The program is slated to begin at 7 p.m. in the main Archives building downtown.
In the decades since the attack that plunged the United States into World War II, many have recounted where they were that day, but fewer have said how they found out.
Radio was then the dominant medium, Kalb said Tuesday.
“There were 45 million radios in the U.S.,” he said. “And people were listening to the radio an average of four and half hours a day. Newspapers were way down below that. So the most important means of communication was the radio.”
Across the country, broadcasts of all kinds were interrupted.
In New York, an announcer on WOR broke into a Giants football game.
“We interrupt this broadcast to bring you this important bulletin. . .
Flash. Washington. The White House announces Japanese attack on Pearl Harbor.
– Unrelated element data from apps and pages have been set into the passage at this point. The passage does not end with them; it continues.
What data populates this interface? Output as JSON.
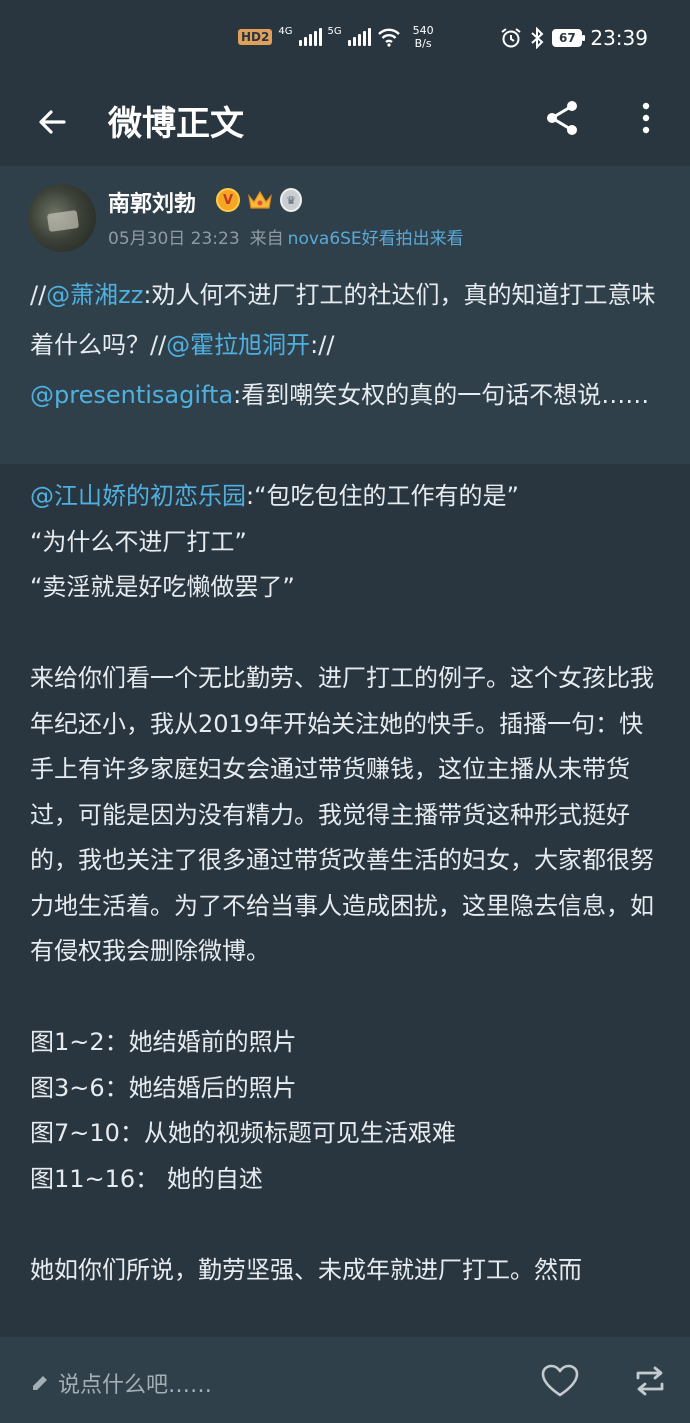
{
  "status_bar": {
    "hd_label": "HD",
    "hd_sub": "2",
    "net1": "4G",
    "net2": "5G",
    "speed_value": "540",
    "speed_unit": "B/s",
    "battery": "67",
    "time": "23:39"
  },
  "header": {
    "title": "微博正文"
  },
  "post": {
    "author": "南郭刘勃",
    "verified_mark": "V",
    "date": "05月30日 23:23",
    "source_prefix": "来自",
    "source": "nova6SE好看拍出来看",
    "repost_chain": {
      "p1": "//",
      "m1": "@萧湘zz",
      "t1": ":劝人何不进厂打工的社达们，真的知道打工意味着什么吗？//",
      "m2": "@霍拉旭洞开",
      "t2": "://",
      "m3": "@presentisagifta",
      "t3": ":看到嘲笑女权的真的一句话不想说……"
    },
    "body": {
      "m4": "@江山娇的初恋乐园",
      "q1": ":“包吃包住的工作有的是”",
      "q2": "“为什么不进厂打工”",
      "q3": "“卖淫就是好吃懒做罢了”",
      "para1": "来给你们看一个无比勤劳、进厂打工的例子。这个女孩比我年纪还小，我从2019年开始关注她的快手。插播一句：快手上有许多家庭妇女会通过带货赚钱，这位主播从未带货过，可能是因为没有精力。我觉得主播带货这种形式挺好的，我也关注了很多通过带货改善生活的妇女，大家都很努力地生活着。为了不给当事人造成困扰，这里隐去信息，如有侵权我会删除微博。",
      "list1": "图1~2：她结婚前的照片",
      "list2": "图3~6：她结婚后的照片",
      "list3": "图7~10：从她的视频标题可见生活艰难",
      "list4": "图11~16： 她的自述",
      "para2": "她如你们所说，勤劳坚强、未成年就进厂打工。然而"
    }
  },
  "bottom_bar": {
    "comment_placeholder": "说点什么吧……"
  },
  "colors": {
    "background": "#2a363f",
    "card": "#30404a",
    "link": "#4fb0e0",
    "text": "#e6ebef",
    "meta": "#8f9ba4"
  },
  "icons": {
    "back": "arrow-left-icon",
    "share": "share-icon",
    "more": "more-vertical-icon",
    "edit": "pencil-icon",
    "like": "heart-icon",
    "repost": "repost-icon"
  }
}
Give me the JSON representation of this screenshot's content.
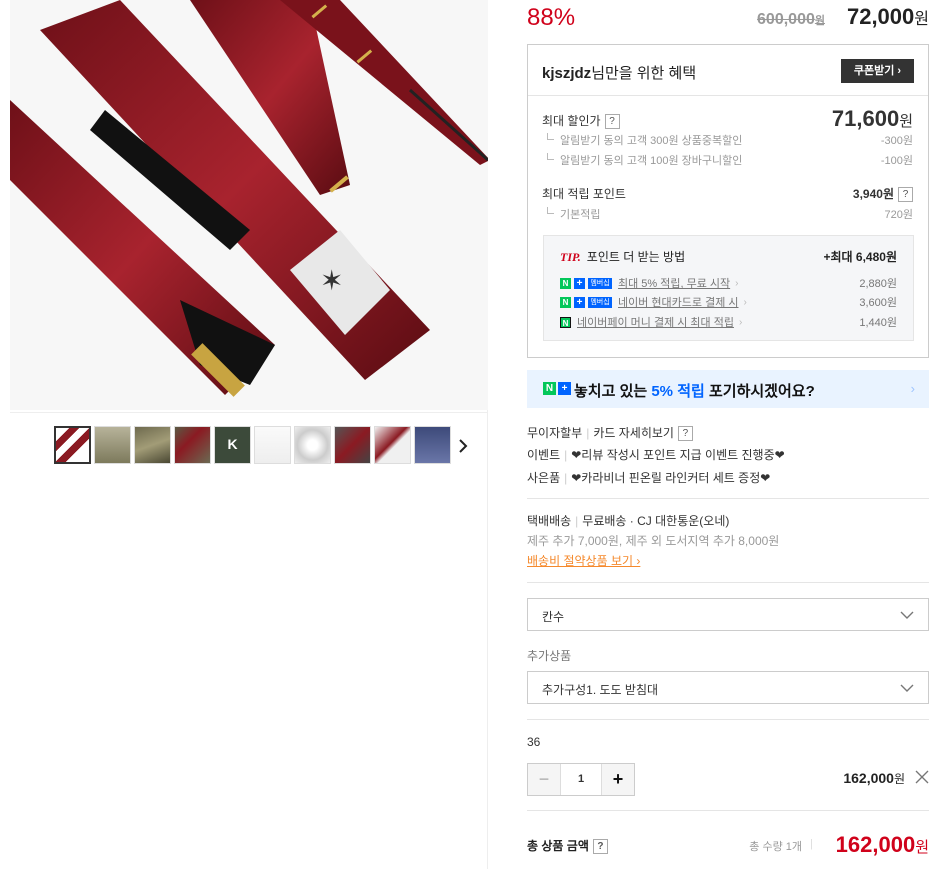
{
  "price": {
    "discount_rate": "88%",
    "original": "600,000",
    "original_unit": "원",
    "sale": "72,000",
    "sale_unit": "원"
  },
  "benefit": {
    "user": "kjszjdz",
    "title_suffix": "님만을 위한 혜택",
    "coupon_button": "쿠폰받기 ›",
    "max_discount_label": "최대 할인가",
    "max_discount_value": "71,600",
    "max_discount_unit": "원",
    "discount_items": [
      {
        "label": "알림받기 동의 고객 300원 상품중복할인",
        "value": "-300원"
      },
      {
        "label": "알림받기 동의 고객 100원 장바구니할인",
        "value": "-100원"
      }
    ],
    "max_point_label": "최대 적립 포인트",
    "max_point_value": "3,940원",
    "point_items": [
      {
        "label": "기본적립",
        "value": "720원"
      }
    ],
    "tip": {
      "tag": "TIP.",
      "title": "포인트 더 받는 방법",
      "max": "+최대 6,480원",
      "rows": [
        {
          "badge": "멤버십",
          "text": "최대 5% 적립, 무료 시작",
          "value": "2,880원"
        },
        {
          "badge": "멤버십",
          "text": "네이버 현대카드로 결제 시",
          "value": "3,600원"
        },
        {
          "badge": "",
          "text": "네이버페이 머니 결제 시 최대 적립",
          "value": "1,440원"
        }
      ]
    },
    "question_mark": "?"
  },
  "naver_banner": {
    "msg_before": "놓치고 있는 ",
    "msg_highlight": "5% 적립",
    "msg_after": " 포기하시겠어요?",
    "n": "N",
    "plus": "+"
  },
  "info": {
    "installment": "무이자할부",
    "card_detail": "카드 자세히보기",
    "event_label": "이벤트",
    "event_text": "❤리뷰 작성시 포인트 지급 이벤트 진행중❤",
    "gift_label": "사은품",
    "gift_text": "❤카라비너 핀온릴 라인커터 세트 증정❤"
  },
  "shipping": {
    "method": "택배배송",
    "detail": "무료배송 · CJ 대한통운(오네)",
    "extra": "제주 추가 7,000원, 제주 외 도서지역 추가 8,000원",
    "link": "배송비 절약상품 보기 ›"
  },
  "options": {
    "select1": "칸수",
    "extra_label": "추가상품",
    "select2": "추가구성1. 도도 받침대"
  },
  "selected": {
    "option_name": "36",
    "quantity": "1",
    "minus": "−",
    "plus": "+",
    "price": "162,000",
    "price_unit": "원"
  },
  "total": {
    "label": "총 상품 금액",
    "qty_text": "총 수량 1개",
    "sep": "|",
    "price": "162,000",
    "price_unit": "원"
  },
  "colors": {
    "accent_red": "#d0021b",
    "naver_green": "#03c75a",
    "naver_blue": "#0064ff",
    "rod_red": "#8b1a22"
  }
}
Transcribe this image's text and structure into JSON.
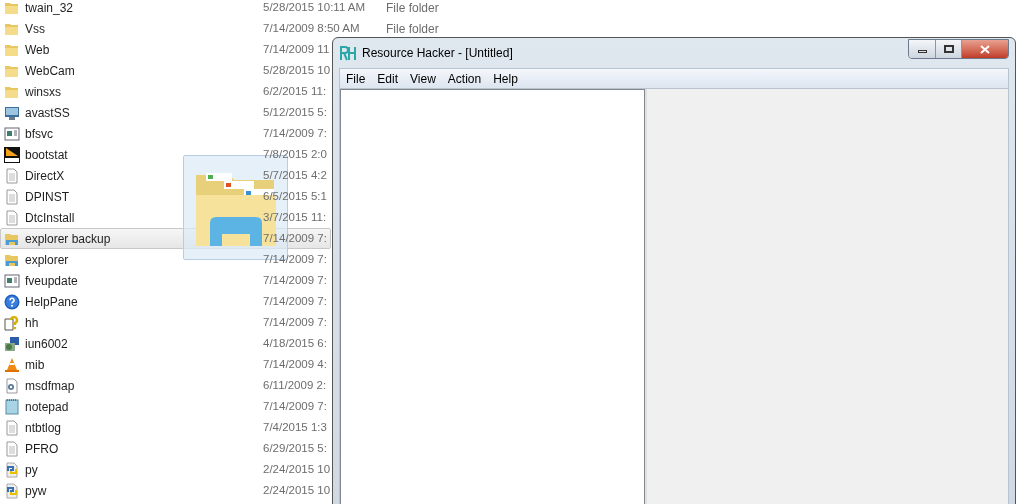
{
  "files": [
    {
      "name": "twain_32",
      "date": "5/28/2015 10:11 AM",
      "type": "File folder",
      "kind": "folder",
      "selected": false
    },
    {
      "name": "Vss",
      "date": "7/14/2009 8:50 AM",
      "type": "File folder",
      "kind": "folder",
      "selected": false
    },
    {
      "name": "Web",
      "date": "7/14/2009 11",
      "kind": "folder",
      "selected": false
    },
    {
      "name": "WebCam",
      "date": "5/28/2015 10",
      "kind": "folder",
      "selected": false
    },
    {
      "name": "winsxs",
      "date": "6/2/2015 11:",
      "kind": "folder",
      "selected": false
    },
    {
      "name": "avastSS",
      "date": "5/12/2015 5:",
      "kind": "monitor",
      "selected": false
    },
    {
      "name": "bfsvc",
      "date": "7/14/2009 7:",
      "kind": "app",
      "selected": false
    },
    {
      "name": "bootstat",
      "date": "7/8/2015 2:0",
      "kind": "dat",
      "selected": false
    },
    {
      "name": "DirectX",
      "date": "5/7/2015 4:2",
      "kind": "text",
      "selected": false
    },
    {
      "name": "DPINST",
      "date": "6/5/2015 5:1",
      "kind": "text",
      "selected": false
    },
    {
      "name": "DtcInstall",
      "date": "3/7/2015 11:",
      "kind": "text",
      "selected": false
    },
    {
      "name": "explorer backup",
      "date": "7/14/2009 7:",
      "kind": "explorer",
      "selected": true
    },
    {
      "name": "explorer",
      "date": "7/14/2009 7:",
      "kind": "explorer",
      "selected": false
    },
    {
      "name": "fveupdate",
      "date": "7/14/2009 7:",
      "kind": "app",
      "selected": false
    },
    {
      "name": "HelpPane",
      "date": "7/14/2009 7:",
      "kind": "help",
      "selected": false
    },
    {
      "name": "hh",
      "date": "7/14/2009 7:",
      "kind": "helpfile",
      "selected": false
    },
    {
      "name": "iun6002",
      "date": "4/18/2015 6:",
      "kind": "installer",
      "selected": false
    },
    {
      "name": "mib",
      "date": "7/14/2009 4:",
      "kind": "cone",
      "selected": false
    },
    {
      "name": "msdfmap",
      "date": "6/11/2009 2:",
      "kind": "config",
      "selected": false
    },
    {
      "name": "notepad",
      "date": "7/14/2009 7:",
      "kind": "notepad",
      "selected": false
    },
    {
      "name": "ntbtlog",
      "date": "7/4/2015 1:3",
      "kind": "text",
      "selected": false
    },
    {
      "name": "PFRO",
      "date": "6/29/2015 5:",
      "kind": "text",
      "selected": false
    },
    {
      "name": "py",
      "date": "2/24/2015 10",
      "kind": "python",
      "selected": false
    },
    {
      "name": "pyw",
      "date": "2/24/2015 10",
      "kind": "python",
      "selected": false
    }
  ],
  "window": {
    "title": "Resource Hacker - [Untitled]",
    "menu": [
      "File",
      "Edit",
      "View",
      "Action",
      "Help"
    ]
  }
}
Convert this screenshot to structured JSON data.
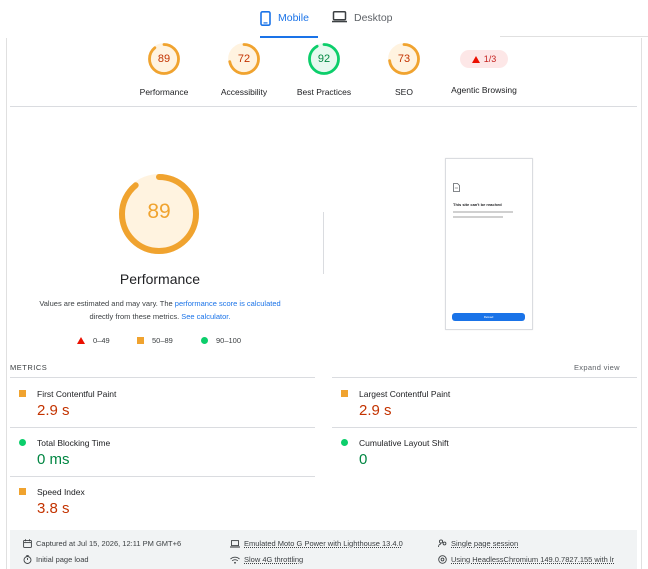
{
  "tabs": {
    "mobile": "Mobile",
    "desktop": "Desktop"
  },
  "categories": [
    {
      "score": "89",
      "label": "Performance",
      "color": "#f0a32f",
      "value": 89
    },
    {
      "score": "72",
      "label": "Accessibility",
      "color": "#f0a32f",
      "value": 72
    },
    {
      "score": "92",
      "label": "Best Practices",
      "color": "#0cce6b",
      "value": 92
    },
    {
      "score": "73",
      "label": "SEO",
      "color": "#f0a32f",
      "value": 73
    }
  ],
  "agentic": {
    "badge": "1/3",
    "label": "Agentic Browsing"
  },
  "performance": {
    "score": "89",
    "value": 89,
    "title": "Performance",
    "desc_pre": "Values are estimated and may vary. The ",
    "desc_link1": "performance score is calculated",
    "desc_mid": "directly from these metrics. ",
    "desc_link2": "See calculator.",
    "legend": {
      "fail": "0–49",
      "average": "50–89",
      "pass": "90–100"
    }
  },
  "thumbnail": {
    "heading": "This site can't be reached",
    "button": "Reload"
  },
  "metrics": {
    "heading": "METRICS",
    "expand": "Expand view",
    "items": [
      {
        "label": "First Contentful Paint",
        "value": "2.9 s",
        "status": "average"
      },
      {
        "label": "Largest Contentful Paint",
        "value": "2.9 s",
        "status": "average"
      },
      {
        "label": "Total Blocking Time",
        "value": "0 ms",
        "status": "pass"
      },
      {
        "label": "Cumulative Layout Shift",
        "value": "0",
        "status": "pass"
      },
      {
        "label": "Speed Index",
        "value": "3.8 s",
        "status": "average"
      }
    ]
  },
  "footer": {
    "captured": "Captured at Jul 15, 2026, 12:11 PM GMT+6",
    "emulated": "Emulated Moto G Power with Lighthouse 13.4.0",
    "session": "Single page session",
    "initial_load": "Initial page load",
    "throttling": "Slow 4G throttling",
    "browser": "Using HeadlessChromium 149.0.7827.155 with lr"
  },
  "colors": {
    "accent": "#1a73e8",
    "average": "#f0a32f",
    "pass": "#0cce6b",
    "fail": "#eb0f00"
  }
}
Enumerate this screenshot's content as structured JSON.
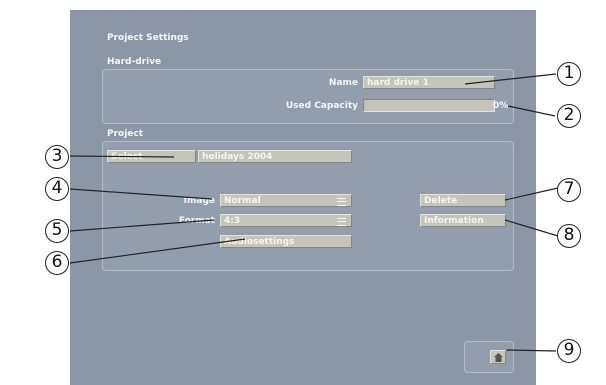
{
  "window": {
    "title": "Project Settings"
  },
  "hard_drive": {
    "section_title": "Hard-drive",
    "name_label": "Name",
    "name_value": "hard drive 1",
    "capacity_label": "Used Capacity",
    "capacity_percent_text": "0%",
    "capacity_fraction": 0
  },
  "project": {
    "section_title": "Project",
    "select_button": "Select",
    "project_name": "holidays 2004",
    "image_label": "Image",
    "image_value": "Normal",
    "format_label": "Format",
    "format_value": "4:3",
    "audiosettings_button": "Audiosettings",
    "delete_button": "Delete",
    "information_button": "Information"
  },
  "home": {
    "icon": "home-icon"
  },
  "callouts": [
    "1",
    "2",
    "3",
    "4",
    "5",
    "6",
    "7",
    "8",
    "9"
  ],
  "colors": {
    "panel": "#8c97a6",
    "field": "#c4c4ba",
    "text": "#f4f6f8"
  }
}
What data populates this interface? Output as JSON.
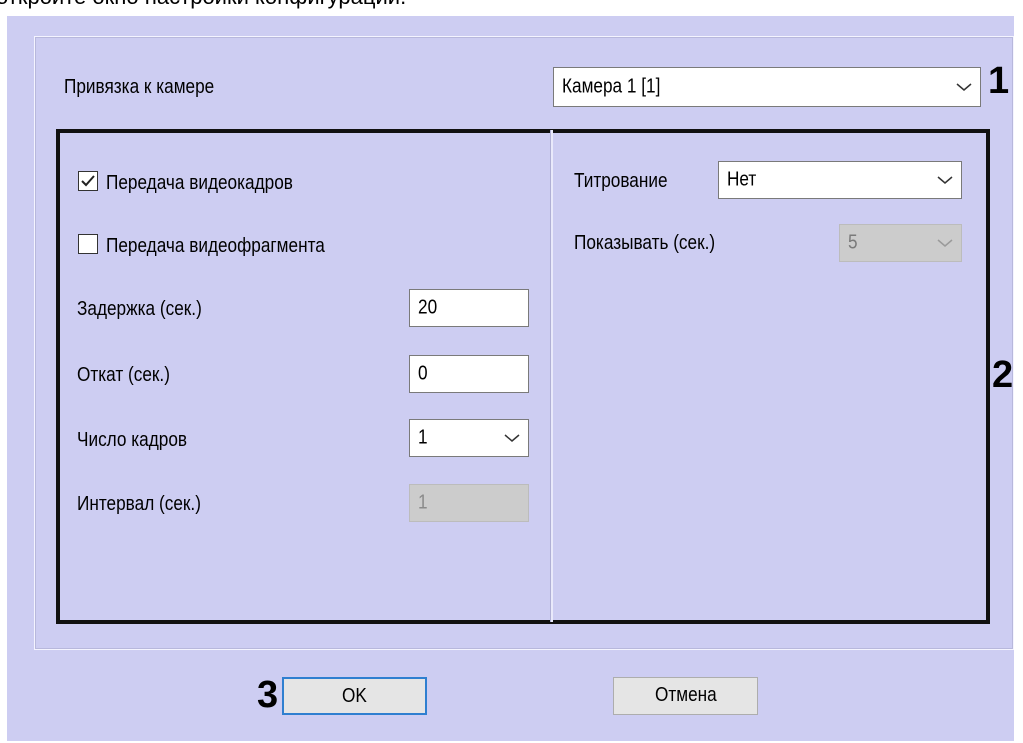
{
  "caption": "откройте окно настройки конфигурации.",
  "camera_binding": {
    "label": "Привязка к камере",
    "value": "Камера 1 [1]"
  },
  "left_panel": {
    "video_frames_checkbox": {
      "label": "Передача видеокадров",
      "checked": true
    },
    "video_fragment_checkbox": {
      "label": "Передача видеофрагмента",
      "checked": false
    },
    "delay": {
      "label": "Задержка (сек.)",
      "value": "20"
    },
    "rollback": {
      "label": "Откат (сек.)",
      "value": "0"
    },
    "frame_count": {
      "label": "Число кадров",
      "value": "1"
    },
    "interval": {
      "label": "Интервал (сек.)",
      "value": "1"
    }
  },
  "right_panel": {
    "titling": {
      "label": "Титрование",
      "value": "Нет"
    },
    "show_seconds": {
      "label": "Показывать (сек.)",
      "value": "5"
    }
  },
  "markers": {
    "one": "1",
    "two": "2",
    "three": "3"
  },
  "buttons": {
    "ok": "OK",
    "cancel": "Отмена"
  },
  "icons": {
    "check": "checkmark-icon",
    "dropdown": "chevron-down-icon"
  },
  "colors": {
    "dialog_bg": "#cdcdf2",
    "default_button_border": "#2f7fd0",
    "annotation_frame": "#111111"
  }
}
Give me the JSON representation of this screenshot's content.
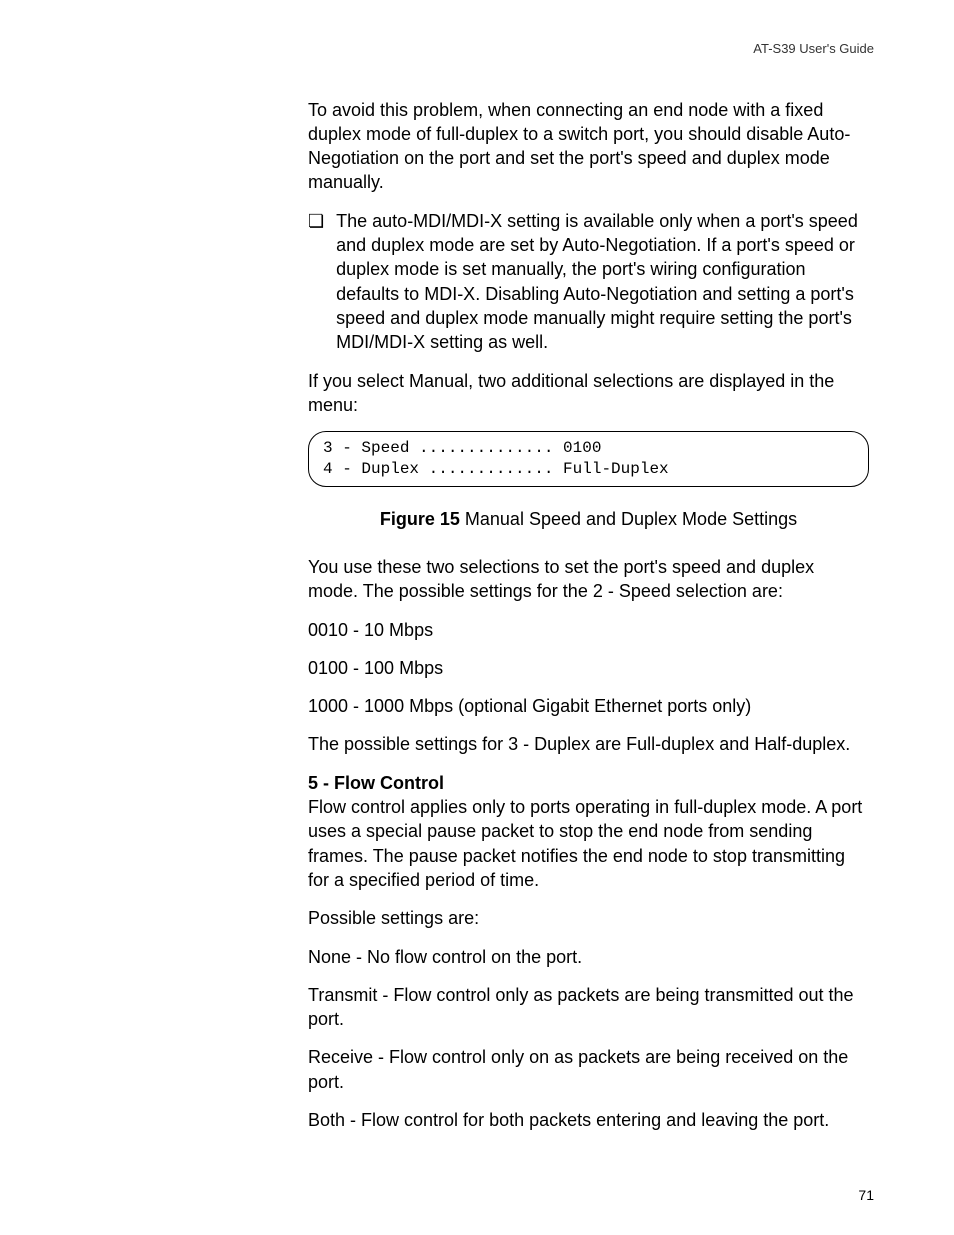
{
  "header": {
    "doc_title": "AT-S39 User's Guide"
  },
  "paragraphs": {
    "p1": "To avoid this problem, when connecting an end node with a fixed duplex mode of full-duplex to a switch port, you should disable Auto-Negotiation on the port and set the port's speed and duplex mode manually.",
    "bullet1": "The auto-MDI/MDI-X setting is available only when a port's speed and duplex mode are set by Auto-Negotiation. If a port's speed or duplex mode is set manually, the port's wiring configuration defaults to MDI-X. Disabling Auto-Negotiation and setting a port's speed and duplex mode manually might require setting the port's MDI/MDI-X setting as well.",
    "p2": "If you select Manual, two additional selections are displayed in the menu:",
    "codebox": "3 - Speed .............. 0100\n4 - Duplex ............. Full-Duplex",
    "fig_label": "Figure 15",
    "fig_caption": "  Manual Speed and Duplex Mode Settings",
    "p3": "You use these two selections to set the port's speed and duplex mode. The possible settings for the 2 - Speed selection are:",
    "speed_1": "0010 - 10 Mbps",
    "speed_2": "0100 - 100 Mbps",
    "speed_3": "1000 - 1000 Mbps (optional Gigabit Ethernet ports only)",
    "p4": "The possible settings for 3 - Duplex are Full-duplex and Half-duplex.",
    "heading_5": "5 - Flow Control",
    "p5": "Flow control applies only to ports operating in full-duplex mode. A port uses a special pause packet to stop the end node from sending frames. The pause packet notifies the end node to stop transmitting for a specified period of time.",
    "p6": "Possible settings are:",
    "fc_none": "None - No flow control on the port.",
    "fc_transmit": "Transmit - Flow control only as packets are being transmitted out the port.",
    "fc_receive": "Receive - Flow control only on as packets are being received on the port.",
    "fc_both": "Both - Flow control for both packets entering and leaving the port."
  },
  "page_number": "71"
}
Stay tuned . . . for further developments. . . .”
Another radio reporter delivered a dramatic account from the roof of a building in Honolulu.
“We have witnessed this morning . . . a severe bombing of Pearl Harbor,” the reporter said, speaking deliberately over the background static.
“The city of Honolulu has also been attacked and considerable damage done. This battle has been going on for nearly three hours. . . . It is no joke. It is a real war.”
Most Sunday newspapers had been printed before the early morning attack and missed the news at first.
The Honolulu Star-Bulletin came out with “extra” editions Sunday to announce the calamity.
“WAR!” its headlines blared.
“OAHU BOMBED BY JAPANESE PLANES”
On the East and West coasts, the story didn’t break until later in the day, and many newspapers carried their first detailed reports the next day.
In San Francisco, the Chronicle’s giant headline — “WAR!” — took up the top third of the front page.
In Washington, The Post proclaimed: “Japan Declares War Against U.S.”
The 27,102 fans at the Redskins game — Washington won, 14-7 — were not told of the attack, but the public-address announcer summoned numerous VIPs and military officers to report to their headquarters throughout the contest.
At the White House, worried crowds gathered outside the iron gates while, inside, Ruthjane Rumelt passed bits of the unfolding story from her boss to the press.
At 3:18 p.m., she entered the press room and said: “So far as the President’s information goes, and so far as we know, at the moment, the attacks are still in progress. In other words, we don’t know that the Japanese have bombed and left.”
Back in Hawaii, the last Japanese planes had departed about 30 minutes earlier, littering Pearl Harbor with smashed American ships and thousands of dead, and leaving the date one that would live on in infamy.